There are a variety of Content Management Systems (CMS) that can fulfill many of your sites needs, however, WordPress is usually recommended as the leading publishing platform. With popularity comes vulnerability and WordPress sites are usually open to all sorts of potential attacks from hackers, spammers, and other mal-intentioned Internet users trying to compromise the security of your WordPress environment.

Below we’ve compiled a few Valuable Tips for Locking Down Your WordPress Website allowing you to add several layers of security to your site.

Update WordPress

It might seem a little basic and obvious though a surprising number of WordPress users forget to update their site. If you’re looking or are in need of an update and you’re super-security-conscious don’t upgrade to the next big release right away. Have a little patience and wait for the bug fixes to come in and then make the installment. This will save you tons of headaches as you’re likely to want to fix flaws yourself if they haven’t been exploited on a large scale.

Truthfully speaking you’re taking unnecessary risks by not updating, so if you have a WordPress installation that is at least two versions old, update it as soon as possible. It literally takes just about 5 minutes according to WordPress.

Back-Up Your MySQL Database on a Regular Basis

It should be at the top of your list to always back up your site files and database. Try to regularly remember having to back-up your MySQL database by exporting your MySQL data as a .sql file to be stored in a keep-safe location. Since it’s easy to forget having to back-up your files on a regular basis, it’s much easier to automate this task.

Download and use the plugin called WordPress Database Backup to automate your backups. This plugin provides you with the options to automate your back-up on hourly, daily, weekly, and monthly intervals. You can find a large variety of tools you can use for database backup automation, it would be a safe-haven to explore these tools and make a selection based on overall performance and effectiveness.

Using a Strong Password

Using a password that’s only easy to remember and offers no form of complex structure is one of the main reasons your WordPress site may be hijacked. A complex password is probably one of the easiest and most overlooked preventative steps you can take towards improving the security of your WordPress install. There are several tools available that gauge the complexity of your password. One of them being Microsoft’s completely free web-based tool called Password checker.

The Security & Integrity of Your wp-admin Folder

It’s no question that the wp-admin folder is a key component in your WordPress install. This file contains all of the elements of design and functionality that deal with the administration aspect of your site. If for any reason the security of the files in this folder were to be compromised, an awful lot of bad things can happen to your WordPress installation, as well as your domain.

You can stop a security breach on the wp-admin folder by limiting the IP addresses that can access it via an .htaccess file (for Apache web servers). Start by creating a new blank document in any text or source code editor.

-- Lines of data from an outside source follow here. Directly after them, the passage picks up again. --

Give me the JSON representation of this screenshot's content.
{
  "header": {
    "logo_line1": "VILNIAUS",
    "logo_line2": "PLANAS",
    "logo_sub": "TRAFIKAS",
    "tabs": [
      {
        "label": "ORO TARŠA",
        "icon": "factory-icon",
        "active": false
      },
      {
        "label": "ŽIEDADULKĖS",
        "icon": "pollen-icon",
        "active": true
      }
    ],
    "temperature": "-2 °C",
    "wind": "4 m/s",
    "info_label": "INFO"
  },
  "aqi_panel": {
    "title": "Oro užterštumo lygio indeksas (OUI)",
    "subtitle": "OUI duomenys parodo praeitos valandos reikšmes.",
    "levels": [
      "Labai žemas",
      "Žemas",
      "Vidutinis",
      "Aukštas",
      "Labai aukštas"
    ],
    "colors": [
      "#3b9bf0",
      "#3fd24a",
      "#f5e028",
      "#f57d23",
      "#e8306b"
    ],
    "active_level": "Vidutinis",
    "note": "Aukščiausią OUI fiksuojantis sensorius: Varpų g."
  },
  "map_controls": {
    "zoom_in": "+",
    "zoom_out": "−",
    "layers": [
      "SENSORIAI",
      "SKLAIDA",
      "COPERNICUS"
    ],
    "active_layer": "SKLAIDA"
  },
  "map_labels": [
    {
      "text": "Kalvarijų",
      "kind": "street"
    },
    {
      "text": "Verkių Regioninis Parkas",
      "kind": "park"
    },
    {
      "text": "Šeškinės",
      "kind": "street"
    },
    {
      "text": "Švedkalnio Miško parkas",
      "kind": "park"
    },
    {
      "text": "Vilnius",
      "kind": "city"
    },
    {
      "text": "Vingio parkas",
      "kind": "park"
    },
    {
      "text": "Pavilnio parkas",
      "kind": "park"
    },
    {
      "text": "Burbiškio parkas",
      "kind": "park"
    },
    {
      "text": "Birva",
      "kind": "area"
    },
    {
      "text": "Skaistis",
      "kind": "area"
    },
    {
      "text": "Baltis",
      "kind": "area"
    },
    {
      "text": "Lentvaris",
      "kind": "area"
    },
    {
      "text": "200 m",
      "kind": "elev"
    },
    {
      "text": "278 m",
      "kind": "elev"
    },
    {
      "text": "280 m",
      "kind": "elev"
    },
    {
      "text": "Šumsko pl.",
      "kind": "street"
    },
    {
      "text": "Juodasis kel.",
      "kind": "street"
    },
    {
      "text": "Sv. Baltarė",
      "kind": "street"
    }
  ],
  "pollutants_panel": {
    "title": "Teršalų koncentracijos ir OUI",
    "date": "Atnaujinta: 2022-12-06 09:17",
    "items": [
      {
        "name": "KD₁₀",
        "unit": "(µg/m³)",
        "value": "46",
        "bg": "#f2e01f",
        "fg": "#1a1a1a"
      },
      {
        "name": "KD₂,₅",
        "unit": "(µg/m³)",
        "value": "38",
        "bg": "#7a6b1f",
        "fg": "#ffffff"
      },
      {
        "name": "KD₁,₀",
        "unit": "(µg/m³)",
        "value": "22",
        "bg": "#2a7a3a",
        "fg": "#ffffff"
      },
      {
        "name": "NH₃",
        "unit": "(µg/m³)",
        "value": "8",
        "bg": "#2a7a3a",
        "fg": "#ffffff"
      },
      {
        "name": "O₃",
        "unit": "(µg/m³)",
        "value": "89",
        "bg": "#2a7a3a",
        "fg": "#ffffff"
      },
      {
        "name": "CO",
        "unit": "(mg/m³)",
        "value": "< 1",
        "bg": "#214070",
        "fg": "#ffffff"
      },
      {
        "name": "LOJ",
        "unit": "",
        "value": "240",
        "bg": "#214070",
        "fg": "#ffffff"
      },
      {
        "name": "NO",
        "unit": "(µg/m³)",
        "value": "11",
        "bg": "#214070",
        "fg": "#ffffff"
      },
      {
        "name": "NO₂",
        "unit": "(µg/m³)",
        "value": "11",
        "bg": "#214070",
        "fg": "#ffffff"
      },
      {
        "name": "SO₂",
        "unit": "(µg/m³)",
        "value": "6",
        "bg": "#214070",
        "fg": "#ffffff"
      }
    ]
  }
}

Save this file with the name: .htaccess.

order deny, allow
allow from 125.555.55 #Your IP Address
deny from all

Finalize this step by saving the file and placing it inside your wp-admin folder. This will tighten the security of your wp-admin folder along with the integrity of your site.

Secure Connections to Your WordPress Admin Pages

Another technique that will allow you to lock-in the security of your site is by logging into your WordPress Admin Panel through encrypted SSL connections. If your host doesn’t include an SSL Certificate along with your plan, they’re well worth the investment. As soon as you’ve obtained your SSL connection, run your sessions on https:// instead of http:// protocols by forcing SSL connections on admin-related pages and functions.

You will also have to access your wp-config file and insert the following code:

define('FORCE_SSL_ADMIN', true);

Hiding Your Current WordPress Version

Several WordPress developers often like to display the current WordPress version in their source code. By having this information publicly available this makes it easy for attackers to exploit possible known vulnerabilities specific to that WordPress version. In order to remove this from your source code you’ll have to access your theme’s header.php file, search for the string of code that looks similar to the following code block and then remove it:

code block-01

Using SFTP instead of FTP

Contrary to what many believe FTP isn’t as secure as you may think. By utilizing an FTP application to connect to your site, you’re simply sending your password in plain, readable text every single time you log in. If a hacker wanted to ‘listen in’ or intercept that information, it wouldn’t be a far-fetched task for them to succeed through your FTP.

You can fix this issure by beginning to use the Secure File Transfer Protocol (SFTP) instead of FTP from the moment you decide to access your site. It’s simplicity is beyond FTP and there are a few web hosts who have this turned on by defualt (2Eleven). If your host does not provide this by default then all you have to do is ask your hosting company which port number to use in order for the SFTP to take effect, then change the settings in your FTP application.